A card's technical grade tells you what flaws it has, but it doesn't necessarily say anything about its eye appeal, and the desirability of cards at different technical grades varies hugely depending on the age of the card. There are very few PSA 7-8-9 T206s out there, and they command a huge premium over PSA 4s and 5s, let alone 1s and 2s. But there are many more T206s in those lower grades, and plenty of collectors are happy to own them, so there's a healthy market for them and lots of them still get graded by the TPGs. On the other hand, for most card sets since 1980, there are tons of PSA 7-8-9-10 cards out there, and anything below that won't have much value, and few of them get graded by the TPGs.

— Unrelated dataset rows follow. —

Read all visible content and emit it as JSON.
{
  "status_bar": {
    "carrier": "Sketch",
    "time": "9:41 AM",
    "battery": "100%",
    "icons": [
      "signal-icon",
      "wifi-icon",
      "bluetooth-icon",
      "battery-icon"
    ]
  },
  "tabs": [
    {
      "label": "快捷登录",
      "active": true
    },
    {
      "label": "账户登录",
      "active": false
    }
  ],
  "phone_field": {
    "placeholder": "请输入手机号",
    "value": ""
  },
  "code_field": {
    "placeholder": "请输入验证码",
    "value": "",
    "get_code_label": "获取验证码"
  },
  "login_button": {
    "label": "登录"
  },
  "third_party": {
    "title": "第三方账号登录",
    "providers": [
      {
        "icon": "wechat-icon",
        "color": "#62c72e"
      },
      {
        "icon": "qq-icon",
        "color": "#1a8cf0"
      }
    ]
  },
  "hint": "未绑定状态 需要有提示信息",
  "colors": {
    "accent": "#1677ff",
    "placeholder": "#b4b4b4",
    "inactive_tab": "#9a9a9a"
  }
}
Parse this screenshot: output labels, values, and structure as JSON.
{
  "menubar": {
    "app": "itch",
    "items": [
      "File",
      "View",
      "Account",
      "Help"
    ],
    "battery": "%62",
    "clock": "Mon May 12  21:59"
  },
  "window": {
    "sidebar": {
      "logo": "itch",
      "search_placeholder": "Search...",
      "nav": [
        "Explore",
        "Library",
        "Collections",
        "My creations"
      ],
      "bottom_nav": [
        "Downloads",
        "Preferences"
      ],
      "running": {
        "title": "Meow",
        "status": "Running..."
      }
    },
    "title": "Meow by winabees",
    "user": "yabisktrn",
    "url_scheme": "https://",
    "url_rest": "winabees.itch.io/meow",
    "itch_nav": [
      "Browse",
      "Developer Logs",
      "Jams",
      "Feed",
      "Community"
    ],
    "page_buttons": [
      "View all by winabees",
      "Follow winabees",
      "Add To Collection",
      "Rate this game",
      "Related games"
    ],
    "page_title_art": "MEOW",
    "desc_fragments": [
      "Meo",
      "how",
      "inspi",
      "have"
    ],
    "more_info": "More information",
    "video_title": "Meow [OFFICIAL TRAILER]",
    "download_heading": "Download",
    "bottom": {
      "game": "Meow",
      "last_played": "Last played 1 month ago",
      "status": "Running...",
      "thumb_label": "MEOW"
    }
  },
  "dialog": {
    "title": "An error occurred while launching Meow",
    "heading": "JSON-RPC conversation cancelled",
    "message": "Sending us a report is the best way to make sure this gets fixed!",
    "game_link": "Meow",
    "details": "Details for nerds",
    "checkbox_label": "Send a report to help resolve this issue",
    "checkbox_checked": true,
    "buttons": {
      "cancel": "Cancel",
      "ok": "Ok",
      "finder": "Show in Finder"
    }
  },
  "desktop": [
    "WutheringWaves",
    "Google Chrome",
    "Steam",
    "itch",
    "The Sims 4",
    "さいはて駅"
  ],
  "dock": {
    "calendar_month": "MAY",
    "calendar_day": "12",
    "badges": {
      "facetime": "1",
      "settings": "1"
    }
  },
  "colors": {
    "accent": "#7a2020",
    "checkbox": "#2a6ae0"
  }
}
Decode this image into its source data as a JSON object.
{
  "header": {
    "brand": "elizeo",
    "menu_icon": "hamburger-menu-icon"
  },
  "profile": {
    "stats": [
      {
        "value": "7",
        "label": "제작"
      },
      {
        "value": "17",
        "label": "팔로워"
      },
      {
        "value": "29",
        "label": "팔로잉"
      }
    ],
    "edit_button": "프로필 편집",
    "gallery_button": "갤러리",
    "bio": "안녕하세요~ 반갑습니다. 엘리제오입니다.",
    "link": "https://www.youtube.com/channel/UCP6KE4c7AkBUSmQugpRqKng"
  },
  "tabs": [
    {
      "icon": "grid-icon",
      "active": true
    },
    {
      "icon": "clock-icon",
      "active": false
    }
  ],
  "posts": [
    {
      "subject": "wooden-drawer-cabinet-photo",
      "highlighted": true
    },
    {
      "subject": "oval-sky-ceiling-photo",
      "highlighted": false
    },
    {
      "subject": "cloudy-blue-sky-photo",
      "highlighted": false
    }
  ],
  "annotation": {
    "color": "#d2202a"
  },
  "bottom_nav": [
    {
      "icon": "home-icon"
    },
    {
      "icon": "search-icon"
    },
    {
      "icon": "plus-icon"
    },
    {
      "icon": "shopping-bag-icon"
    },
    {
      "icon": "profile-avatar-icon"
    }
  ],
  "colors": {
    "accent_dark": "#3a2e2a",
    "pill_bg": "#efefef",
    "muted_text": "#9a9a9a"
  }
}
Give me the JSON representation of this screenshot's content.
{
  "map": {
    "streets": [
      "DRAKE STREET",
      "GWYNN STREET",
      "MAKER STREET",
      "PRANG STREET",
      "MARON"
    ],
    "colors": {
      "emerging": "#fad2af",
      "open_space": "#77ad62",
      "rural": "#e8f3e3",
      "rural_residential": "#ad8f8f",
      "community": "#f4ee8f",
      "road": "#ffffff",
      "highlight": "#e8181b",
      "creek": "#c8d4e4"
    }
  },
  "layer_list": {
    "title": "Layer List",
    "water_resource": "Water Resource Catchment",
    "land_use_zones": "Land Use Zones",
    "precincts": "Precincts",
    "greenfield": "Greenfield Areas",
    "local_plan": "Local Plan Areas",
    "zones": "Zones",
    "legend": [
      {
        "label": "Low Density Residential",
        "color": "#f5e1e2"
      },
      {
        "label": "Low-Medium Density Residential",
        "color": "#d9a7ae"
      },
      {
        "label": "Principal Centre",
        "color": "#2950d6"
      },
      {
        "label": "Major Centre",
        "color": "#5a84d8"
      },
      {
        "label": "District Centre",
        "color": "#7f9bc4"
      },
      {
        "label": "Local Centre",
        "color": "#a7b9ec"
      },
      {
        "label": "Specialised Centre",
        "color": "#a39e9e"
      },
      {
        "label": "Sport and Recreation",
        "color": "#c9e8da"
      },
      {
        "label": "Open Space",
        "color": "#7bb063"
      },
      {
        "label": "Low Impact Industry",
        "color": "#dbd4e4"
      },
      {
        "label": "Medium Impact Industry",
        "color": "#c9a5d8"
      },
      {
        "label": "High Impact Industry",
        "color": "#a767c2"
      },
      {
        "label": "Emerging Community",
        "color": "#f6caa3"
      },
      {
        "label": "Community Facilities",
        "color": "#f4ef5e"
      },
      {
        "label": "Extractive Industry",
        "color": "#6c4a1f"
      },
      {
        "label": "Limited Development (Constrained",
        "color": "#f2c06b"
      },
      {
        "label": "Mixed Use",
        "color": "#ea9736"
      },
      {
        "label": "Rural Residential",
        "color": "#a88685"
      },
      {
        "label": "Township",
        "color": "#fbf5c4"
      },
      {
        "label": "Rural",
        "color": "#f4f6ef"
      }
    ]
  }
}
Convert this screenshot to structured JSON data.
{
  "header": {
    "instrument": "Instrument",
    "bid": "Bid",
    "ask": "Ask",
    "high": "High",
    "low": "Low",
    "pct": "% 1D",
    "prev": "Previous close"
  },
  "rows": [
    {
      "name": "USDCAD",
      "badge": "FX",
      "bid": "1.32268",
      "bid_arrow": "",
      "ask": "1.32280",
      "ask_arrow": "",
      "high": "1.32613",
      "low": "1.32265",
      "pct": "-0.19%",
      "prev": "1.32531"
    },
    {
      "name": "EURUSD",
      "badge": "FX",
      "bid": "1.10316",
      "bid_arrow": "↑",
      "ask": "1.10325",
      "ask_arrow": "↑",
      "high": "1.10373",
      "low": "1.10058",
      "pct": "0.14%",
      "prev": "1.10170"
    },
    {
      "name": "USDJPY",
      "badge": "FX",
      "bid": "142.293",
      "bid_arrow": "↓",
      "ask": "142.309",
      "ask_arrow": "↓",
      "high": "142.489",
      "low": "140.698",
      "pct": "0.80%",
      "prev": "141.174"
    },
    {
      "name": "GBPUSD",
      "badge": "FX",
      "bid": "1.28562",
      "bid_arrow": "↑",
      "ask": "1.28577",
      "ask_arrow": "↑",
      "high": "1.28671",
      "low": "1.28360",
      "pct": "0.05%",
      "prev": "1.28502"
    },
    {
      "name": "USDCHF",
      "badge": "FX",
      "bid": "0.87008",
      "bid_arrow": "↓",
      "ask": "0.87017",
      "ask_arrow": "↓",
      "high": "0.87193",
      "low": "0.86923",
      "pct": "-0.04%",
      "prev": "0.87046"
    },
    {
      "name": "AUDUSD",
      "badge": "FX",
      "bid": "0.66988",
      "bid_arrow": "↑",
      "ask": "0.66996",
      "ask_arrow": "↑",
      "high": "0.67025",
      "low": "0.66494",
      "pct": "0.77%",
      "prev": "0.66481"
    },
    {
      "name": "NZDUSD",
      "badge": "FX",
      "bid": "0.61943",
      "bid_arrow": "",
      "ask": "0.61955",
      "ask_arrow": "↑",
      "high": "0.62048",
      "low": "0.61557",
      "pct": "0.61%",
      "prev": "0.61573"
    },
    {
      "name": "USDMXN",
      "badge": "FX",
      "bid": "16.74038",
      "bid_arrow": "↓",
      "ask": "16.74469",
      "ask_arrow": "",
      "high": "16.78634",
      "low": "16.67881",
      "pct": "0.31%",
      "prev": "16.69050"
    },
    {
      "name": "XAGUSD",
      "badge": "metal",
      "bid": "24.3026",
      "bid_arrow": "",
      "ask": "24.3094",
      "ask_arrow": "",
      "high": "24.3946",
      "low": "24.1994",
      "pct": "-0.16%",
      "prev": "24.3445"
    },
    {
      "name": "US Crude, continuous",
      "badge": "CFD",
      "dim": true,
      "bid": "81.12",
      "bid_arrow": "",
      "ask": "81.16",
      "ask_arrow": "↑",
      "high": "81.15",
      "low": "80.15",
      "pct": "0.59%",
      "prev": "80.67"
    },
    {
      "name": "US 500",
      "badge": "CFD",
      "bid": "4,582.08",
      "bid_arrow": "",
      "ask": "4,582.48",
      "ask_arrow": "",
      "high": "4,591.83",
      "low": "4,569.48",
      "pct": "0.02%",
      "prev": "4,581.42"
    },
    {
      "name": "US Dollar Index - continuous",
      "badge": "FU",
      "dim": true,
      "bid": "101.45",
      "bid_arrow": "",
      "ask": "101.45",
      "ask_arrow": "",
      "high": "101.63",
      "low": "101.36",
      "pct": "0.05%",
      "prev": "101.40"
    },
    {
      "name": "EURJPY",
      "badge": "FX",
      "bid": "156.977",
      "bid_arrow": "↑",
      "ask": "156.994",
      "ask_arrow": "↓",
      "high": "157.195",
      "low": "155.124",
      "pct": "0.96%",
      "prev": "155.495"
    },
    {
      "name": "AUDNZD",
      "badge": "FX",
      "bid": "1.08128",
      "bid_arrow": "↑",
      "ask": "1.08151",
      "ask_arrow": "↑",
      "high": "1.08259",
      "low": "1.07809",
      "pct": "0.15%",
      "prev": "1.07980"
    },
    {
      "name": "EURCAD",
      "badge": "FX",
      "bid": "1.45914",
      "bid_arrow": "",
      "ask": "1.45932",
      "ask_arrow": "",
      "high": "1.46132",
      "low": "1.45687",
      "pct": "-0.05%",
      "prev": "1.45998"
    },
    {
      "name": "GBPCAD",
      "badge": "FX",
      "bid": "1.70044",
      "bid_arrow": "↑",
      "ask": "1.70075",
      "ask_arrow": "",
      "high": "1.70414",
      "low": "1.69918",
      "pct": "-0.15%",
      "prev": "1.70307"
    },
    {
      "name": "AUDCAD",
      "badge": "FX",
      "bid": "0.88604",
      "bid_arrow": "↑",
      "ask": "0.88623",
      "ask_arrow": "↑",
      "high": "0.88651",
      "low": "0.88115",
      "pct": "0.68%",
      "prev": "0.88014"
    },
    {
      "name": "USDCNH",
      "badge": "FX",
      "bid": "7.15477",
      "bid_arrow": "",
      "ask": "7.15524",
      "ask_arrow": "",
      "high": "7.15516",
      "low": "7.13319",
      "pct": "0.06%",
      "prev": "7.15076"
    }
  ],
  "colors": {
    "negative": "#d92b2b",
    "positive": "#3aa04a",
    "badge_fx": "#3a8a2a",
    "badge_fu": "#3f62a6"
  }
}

Below are two articles from 1973 that illustrate how long this exact conversation has been going on. The first, by Cooper Long, was in The Ballcard Collector #94 (March 1973). He describes getting a bunch of cards that had been described as EX-MT, but some of them had writing on the front. He suggests that there should be uniform guidelines for grading cards, but also says that, of course, you can't grade a T206 the same as a 1972 Topps; you have to take its age into account. Three issues later in Ballcard Collector #97 (April 1973 #2), Lionel Carter replied to Long, strongly disagreeing that age should have any impact on a card's grade. As he so often was, Carter was ahead of his time, anticipating the way most collectors (and the TPGs) think about card condition today.


02-11-2016, 12:37 AM
Some very prescient statements by Mr. Carter.............

02-11-2016, 05:51 AM
Mr. Carter is correct. Grading should be constant across the decades (centuries?). An EX 1972 Topps and an EX T3 SHOULD be equally excellent. The grading should not waiver. No quarter should be given to the ravages of time. What does change, what SHOULD be variable, if anything, is a collector's acceptance of flaws. Collecting an EX/MT set of Psychedelic Tombstone Topps '72s is an attainable, affordable goal. If you hold out for EX/MT in 100+ year old cards, you will have lots of time to think about your next purchase....:D